I might take you on this since the paludarium seems to be full of detritus worms and other microorganisms that the pygmies would enjoy. The other thing in my mind is to cover the substrate with leaf litter and but a few of micro rasboras.

Sorry I meant your shrimp and snails - I’d say it’s too small for fish at 10 litres.
 

_Maq_

Member
Joined
23 Jun 2022
Messages
385
Location
Czech Republic
On the second scape, a paludarium running for no more than a month the sand gets dirty with organic material and looks unsightly.
Some key points to discuss.
1. Does it make any difference if the substrate is more mature?
2. Could a few pygmy corys that are kept in the first tank have all this impact?
In both tanks the filtration is not strong. In the first tank I have a small Aquaclear HOB and in the paludarium a small pump. Circulation is minimal in both cases.
Neither filtration nor Corys.
It's the microbes you need. Microbes need roughly the same nutrition as plants do, as well as oxygen. I'm observing detritus carefully for years. If it remains in place for exceedingly long time, I believe the microbes suffer from some kind of nutrition imbalance. (Just like the Helantium or what is it on your pic.) Feces are usually rich in carbon but less so in nitrogen.
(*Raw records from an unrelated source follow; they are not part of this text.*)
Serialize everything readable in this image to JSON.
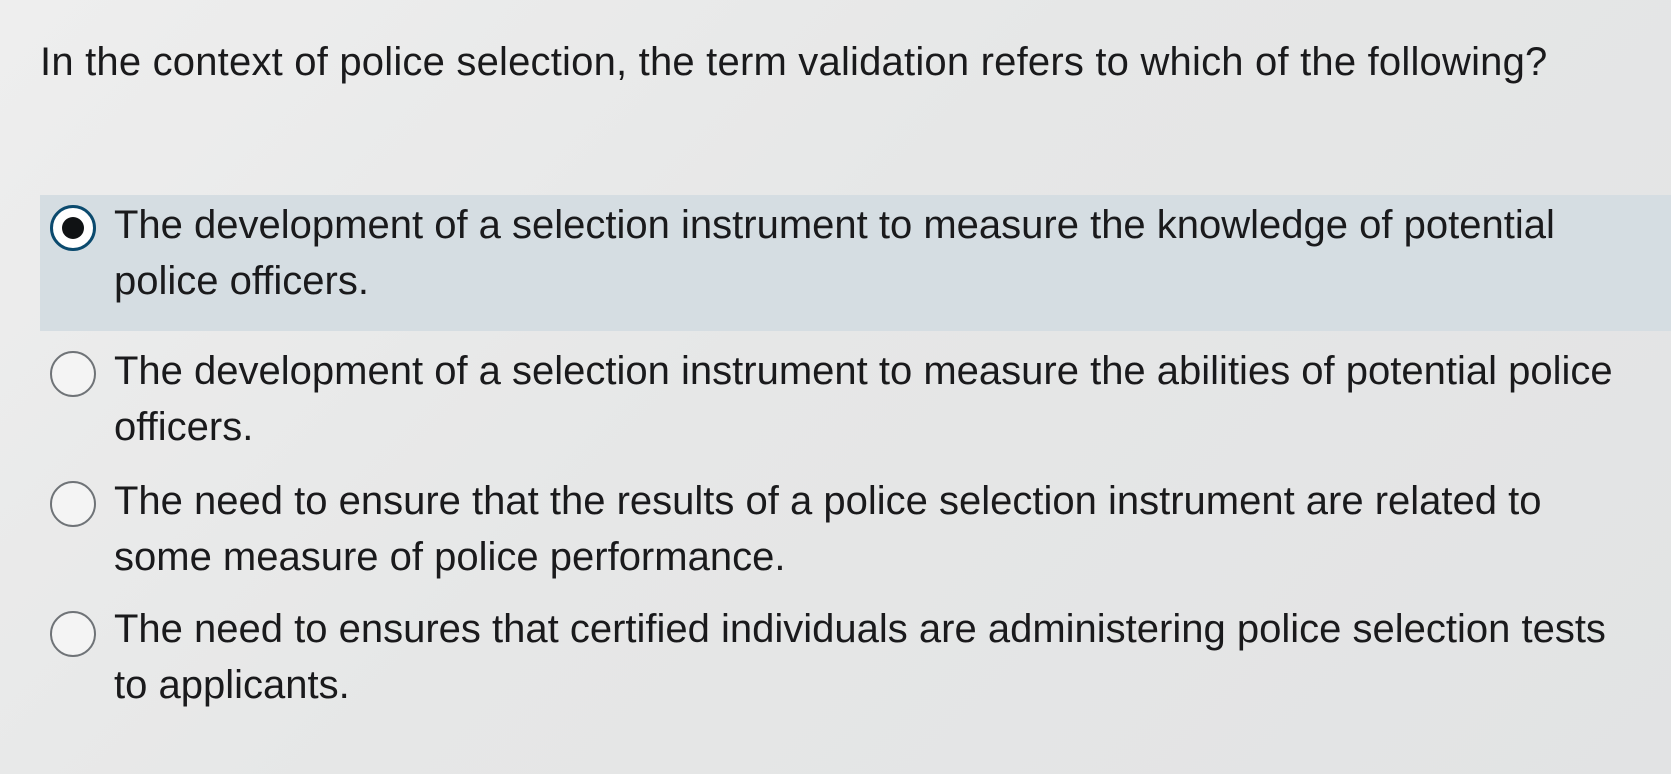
{
  "question": {
    "text": "In the context of police selection, the term validation refers to which of the following?"
  },
  "options": [
    {
      "label": "The development of a selection instrument to measure the knowledge of potential police officers.",
      "selected": true
    },
    {
      "label": "The development of a selection instrument to measure the abilities of potential police officers.",
      "selected": false
    },
    {
      "label": "The need to ensure that the results of a police selection instrument are related to some measure of police performance.",
      "selected": false
    },
    {
      "label": "The need to ensures that certified individuals are administering police selection tests to applicants.",
      "selected": false
    }
  ],
  "colors": {
    "selected_highlight": "#d5dde2",
    "radio_selected_border": "#0b4a6e",
    "text": "#1a1a1c"
  }
}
If nitrogen is the limiting element microbes would not hurry to feed on nitrogen-poor food. That's just one of possible imbalances, though.
 
Top